In French: http://www.huboutourvillegenealogy.com/wpfr/?p=463
ROY – #2 Louise Roy
Arundel Sidney Arthur King (1877-1938)
During my research for this post I discovered that Arundel was a ‘kissing cousin.’
Not following any theme here, just posting the death certificate of my great-grandfather. http://nancysfamilyhistoryblog.blogspot.com/2015/01/william-doyle-52-ancestors-amenuensis.html
Week Three – One Tough Lady
I’m not sure how to provide this post to you before just adding it to the comments of your post for that week, but since I finally completed my weekly post before the deadline I wanted to share it.https://trovandofamiglia.wordpress.com/2015/01/20/custode-iacobucci-george-one-tough-lady-52-ancestors-in-52-weeks-and-blogging-101/

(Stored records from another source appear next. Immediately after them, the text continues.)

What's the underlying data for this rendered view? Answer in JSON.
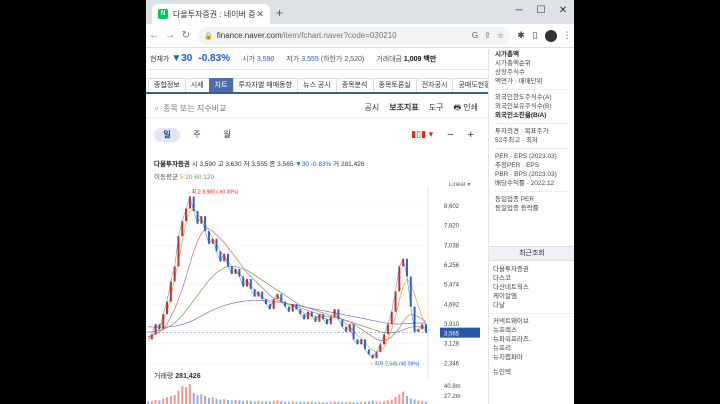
{
  "browser": {
    "tab_title": "다올투자증권 : 네이버 증권",
    "favicon": "N",
    "url_main": "finance.naver.com",
    "url_path": "/item/fchart.naver?code=030210",
    "new_tab": "+",
    "min": "─",
    "max": "☐",
    "close": "✕"
  },
  "stock_header": {
    "label": "현재가",
    "price": "▼30",
    "change_rate": "-0.83%",
    "high_label": "시가",
    "high_value": "3,590",
    "low_label": "저가",
    "low_value": "3,555",
    "low_limit": "(하한가 2,520)",
    "trade_label": "거래대금",
    "trade_value": "1,009 백만"
  },
  "menu": {
    "items": [
      "종합정보",
      "시세",
      "차트",
      "투자자별 매매동향",
      "뉴스 공시",
      "종목분석",
      "종목토론실",
      "전자공시",
      "공매도현황"
    ],
    "active_index": 2
  },
  "search": {
    "placeholder": "종목 또는 지수비교",
    "tools": [
      "공시",
      "보조지표",
      "도구",
      "인쇄"
    ]
  },
  "period": {
    "options": [
      "일",
      "주",
      "월"
    ],
    "active": "일"
  },
  "info": {
    "name": "다올투자증권",
    "open_label": "시",
    "open": "3,590",
    "high_label": "고",
    "high": "3,630",
    "low_label": "저",
    "low": "3,555",
    "close_label": "종",
    "close": "3,565",
    "change": "▼30 -0.83%",
    "volume_label": "거",
    "volume": "281,426"
  },
  "ma": {
    "label": "이동평균",
    "periods": [
      "5",
      "20",
      "60",
      "120"
    ]
  },
  "volume_label": "거래량",
  "volume_value": "281,426",
  "chart_data": {
    "type": "line",
    "scale_label": "Linear",
    "y_ticks": [
      8602,
      7820,
      7038,
      6256,
      5474,
      4692,
      3910,
      3128,
      2346
    ],
    "ylim": [
      2000,
      9000
    ],
    "current_price": 3565,
    "current_label": "3,565",
    "max_annotation": "최고 8,980 (-60.30%)",
    "min_annotation": "최저 2,545 (40.08%)",
    "volume_ticks": [
      "40.8m",
      "27.2m"
    ],
    "series": [
      {
        "name": "price",
        "values": [
          3300,
          3500,
          3900,
          3700,
          4300,
          4800,
          5600,
          6200,
          7400,
          8000,
          8500,
          8980,
          8400,
          7900,
          8200,
          7600,
          7100,
          7300,
          6800,
          6400,
          6700,
          6200,
          5900,
          6100,
          5800,
          5400,
          5700,
          5300,
          5000,
          5200,
          4900,
          4700,
          4500,
          4900,
          5100,
          4800,
          4600,
          4400,
          4700,
          4500,
          4300,
          4100,
          4400,
          4200,
          4000,
          4300,
          4100,
          3900,
          4200,
          4500,
          4100,
          3800,
          3600,
          3900,
          3300,
          3100,
          3300,
          2900,
          2700,
          2545,
          2800,
          3100,
          3500,
          3900,
          4400,
          5200,
          6200,
          6500,
          5800,
          4600,
          3600,
          3700,
          3900,
          3565
        ]
      },
      {
        "name": "MA5",
        "values": [
          3200,
          3400,
          3600,
          3750,
          4000,
          4400,
          5000,
          5700,
          6400,
          7200,
          7900,
          8400,
          8500,
          8300,
          8100,
          7900,
          7600,
          7300,
          7100,
          6800,
          6600,
          6400,
          6200,
          6050,
          5900,
          5700,
          5600,
          5450,
          5250,
          5100,
          5000,
          4850,
          4750,
          4750,
          4800,
          4800,
          4750,
          4650,
          4600,
          4550,
          4450,
          4350,
          4300,
          4250,
          4200,
          4200,
          4150,
          4100,
          4100,
          4200,
          4200,
          4100,
          3900,
          3800,
          3650,
          3450,
          3350,
          3200,
          3000,
          2850,
          2800,
          2850,
          3000,
          3300,
          3700,
          4200,
          4850,
          5400,
          5700,
          5500,
          5100,
          4600,
          4200,
          3800
        ]
      },
      {
        "name": "MA20",
        "values": [
          3400,
          3450,
          3500,
          3600,
          3700,
          3900,
          4200,
          4500,
          4900,
          5300,
          5800,
          6300,
          6800,
          7200,
          7500,
          7700,
          7700,
          7600,
          7450,
          7300,
          7150,
          6950,
          6750,
          6550,
          6350,
          6150,
          5950,
          5800,
          5650,
          5500,
          5350,
          5200,
          5050,
          4950,
          4850,
          4800,
          4750,
          4700,
          4650,
          4600,
          4550,
          4500,
          4450,
          4400,
          4350,
          4300,
          4250,
          4200,
          4200,
          4150,
          4150,
          4100,
          4050,
          4000,
          3900,
          3800,
          3700,
          3600,
          3500,
          3400,
          3300,
          3250,
          3250,
          3300,
          3400,
          3550,
          3750,
          4000,
          4200,
          4300,
          4250,
          4200,
          4100,
          4000
        ]
      },
      {
        "name": "MA60",
        "values": [
          3600,
          3600,
          3620,
          3650,
          3700,
          3760,
          3840,
          3950,
          4100,
          4250,
          4450,
          4650,
          4850,
          5050,
          5250,
          5450,
          5650,
          5800,
          5950,
          6050,
          6150,
          6200,
          6200,
          6200,
          6150,
          6100,
          6050,
          5950,
          5850,
          5750,
          5650,
          5550,
          5450,
          5350,
          5250,
          5150,
          5050,
          4950,
          4850,
          4750,
          4650,
          4600,
          4550,
          4500,
          4450,
          4400,
          4350,
          4300,
          4250,
          4200,
          4150,
          4100,
          4050,
          4000,
          3950,
          3900,
          3850,
          3800,
          3750,
          3700,
          3650,
          3600,
          3580,
          3560,
          3560,
          3580,
          3620,
          3680,
          3740,
          3780,
          3800,
          3800,
          3790,
          3780
        ]
      },
      {
        "name": "MA120",
        "values": [
          3800,
          3790,
          3780,
          3780,
          3780,
          3790,
          3800,
          3820,
          3850,
          3890,
          3940,
          4000,
          4070,
          4150,
          4230,
          4310,
          4390,
          4460,
          4530,
          4590,
          4640,
          4690,
          4730,
          4760,
          4790,
          4810,
          4830,
          4840,
          4850,
          4850,
          4850,
          4840,
          4830,
          4810,
          4790,
          4770,
          4740,
          4710,
          4680,
          4650,
          4620,
          4590,
          4560,
          4530,
          4500,
          4470,
          4440,
          4410,
          4380,
          4350,
          4320,
          4290,
          4260,
          4230,
          4200,
          4170,
          4140,
          4110,
          4080,
          4050,
          4020,
          3990,
          3960,
          3940,
          3920,
          3910,
          3910,
          3920,
          3930,
          3940,
          3950,
          3950,
          3950,
          3950
        ]
      }
    ],
    "volume": [
      6,
      7,
      9,
      8,
      12,
      15,
      18,
      20,
      30,
      40,
      38,
      45,
      25,
      20,
      22,
      18,
      14,
      15,
      12,
      10,
      11,
      9,
      8,
      9,
      8,
      7,
      8,
      7,
      6,
      7,
      6,
      6,
      5,
      7,
      8,
      6,
      5,
      5,
      6,
      5,
      5,
      4,
      5,
      5,
      4,
      5,
      4,
      4,
      5,
      6,
      5,
      4,
      4,
      5,
      4,
      4,
      5,
      5,
      6,
      8,
      6,
      5,
      6,
      8,
      10,
      16,
      22,
      28,
      18,
      12,
      10,
      8,
      7,
      5
    ],
    "colors": {
      "price": "#2d63c8",
      "up": "#d52b1e",
      "ma5": "#e4a43a",
      "ma20": "#d36a77",
      "ma60": "#68a05a",
      "ma120": "#7575c7"
    }
  },
  "right_panel": {
    "group1": [
      "시가총액",
      "시가총액순위",
      "상장주식수",
      "액면가 · 매매단위"
    ],
    "group2": [
      "외국인한도주식수(A)",
      "외국인보유주식수(B)",
      "외국인소진율(B/A)"
    ],
    "group3": [
      "투자의견 · 목표주가",
      "52주최고 · 최저"
    ],
    "group4": [
      "PER · EPS (2023.03)",
      "추정PER · EPS",
      "PBR · BPS (2023.03)",
      "배당수익률 · 2022.12"
    ],
    "group5": [
      "동일업종 PER",
      "동일업종 등락률"
    ],
    "recent_header": "최근조회",
    "recent": [
      "다올투자증권",
      "다스코",
      "다산네트웍스",
      "케이알엠",
      "다날",
      "커넥트웨이브",
      "뉴프렉스",
      "뉴파워프라즈..",
      "뉴프리",
      "뉴지랩파마",
      "뉴인텍"
    ]
  }
}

Hi! You don’t need to “provide” me the post. Just leaving a link in the comments is fine. Each Thursday, I post that week’s recap. You’re welcome to leave your link there. BTW, you might want to consider including your ancestor’s name so that others will be able to spot it easier. You never know when a cousin is going to be looking!
Here is my post for week 2
Surnames – BUDD & KING – Puttenham Surrey England
BAYLY, James. (1730-1793) My Grandpa Bayly Finkbiner’s first name is actually a family name that we can trace back to 1718 in America. James Bayly, was a wagonmaster in the Revolutionary War.
Lord John LISLE, Regicide of King Charles 1 of England. Instead of being a king, he killed one.
FAULKNER, Martha McBride – New York, Michigan – Lived in the shadow of her husband, died too young
Melvin Jones (1926-1995)
CARBONNET, Madeleine, a King’s Daughter / Fille du Roi
I almost wrote about my King’s Daughters too…I love the art work you included in your post! What a great way to set the scene!
Thank you, Jessica!
ARMSTRONG, Catherine, (married name Leahey) potentially a disinherited daughter of landed gentry. http://hoosierfamilylineage.blogspot.com/2015/01/52-ancestors-in-52-weeks-2.html
HULME, Edward “King” (1818-1904) http://ancestorchaser.blogspot.com.au/2015/01/52-ancestors-2-edward-king-hulme.html
Geer, Martin Luther Jr. I have no royalty, King, or Elvis in my family but I have a Martin Luther.
The “King” in my family.
I’m way behind due to “life” . Sharing my COLGAN family this week.